TASK: Pull every line containing "село" from the data.

GIVEN DATA:
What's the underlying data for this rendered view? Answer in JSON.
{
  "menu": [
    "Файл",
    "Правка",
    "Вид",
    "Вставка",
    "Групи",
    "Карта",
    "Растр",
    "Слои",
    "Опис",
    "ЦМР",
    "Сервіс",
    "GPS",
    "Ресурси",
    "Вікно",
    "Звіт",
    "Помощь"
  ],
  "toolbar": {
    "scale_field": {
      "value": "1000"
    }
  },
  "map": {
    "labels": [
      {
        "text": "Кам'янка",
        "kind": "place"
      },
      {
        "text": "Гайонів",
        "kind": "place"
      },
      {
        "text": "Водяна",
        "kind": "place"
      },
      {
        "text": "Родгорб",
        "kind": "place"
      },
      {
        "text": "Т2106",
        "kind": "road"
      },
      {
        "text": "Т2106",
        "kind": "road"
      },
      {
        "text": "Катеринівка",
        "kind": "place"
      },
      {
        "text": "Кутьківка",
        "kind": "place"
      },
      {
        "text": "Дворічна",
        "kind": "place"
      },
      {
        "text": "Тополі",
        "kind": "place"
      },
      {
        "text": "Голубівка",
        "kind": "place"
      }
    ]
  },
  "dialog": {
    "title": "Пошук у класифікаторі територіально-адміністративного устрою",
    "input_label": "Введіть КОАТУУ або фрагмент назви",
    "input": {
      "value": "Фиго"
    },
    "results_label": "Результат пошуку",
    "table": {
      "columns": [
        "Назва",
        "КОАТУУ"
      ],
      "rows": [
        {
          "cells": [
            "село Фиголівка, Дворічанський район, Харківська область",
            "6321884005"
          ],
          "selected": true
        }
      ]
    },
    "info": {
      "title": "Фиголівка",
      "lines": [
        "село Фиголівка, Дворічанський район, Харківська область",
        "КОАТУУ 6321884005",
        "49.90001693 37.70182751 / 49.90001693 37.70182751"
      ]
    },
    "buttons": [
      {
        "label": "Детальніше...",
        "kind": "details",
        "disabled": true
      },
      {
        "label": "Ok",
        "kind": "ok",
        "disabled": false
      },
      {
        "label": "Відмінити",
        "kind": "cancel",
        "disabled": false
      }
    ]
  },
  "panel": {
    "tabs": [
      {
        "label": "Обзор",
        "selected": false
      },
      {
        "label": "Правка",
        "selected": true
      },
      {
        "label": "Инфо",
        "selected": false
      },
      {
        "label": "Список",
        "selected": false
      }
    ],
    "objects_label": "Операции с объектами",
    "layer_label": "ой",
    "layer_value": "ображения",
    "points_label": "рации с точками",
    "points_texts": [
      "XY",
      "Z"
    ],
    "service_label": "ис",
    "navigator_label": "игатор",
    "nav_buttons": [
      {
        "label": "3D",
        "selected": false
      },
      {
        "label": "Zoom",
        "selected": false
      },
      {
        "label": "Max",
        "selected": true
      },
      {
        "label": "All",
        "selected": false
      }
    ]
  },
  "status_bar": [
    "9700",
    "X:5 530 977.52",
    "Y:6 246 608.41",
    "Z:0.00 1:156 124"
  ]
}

SOLUTION BELOW:
            "село Фиголівка, Дворічанський район, Харківська область",
        "село Фиголівка, Дворічанський район, Харківська область",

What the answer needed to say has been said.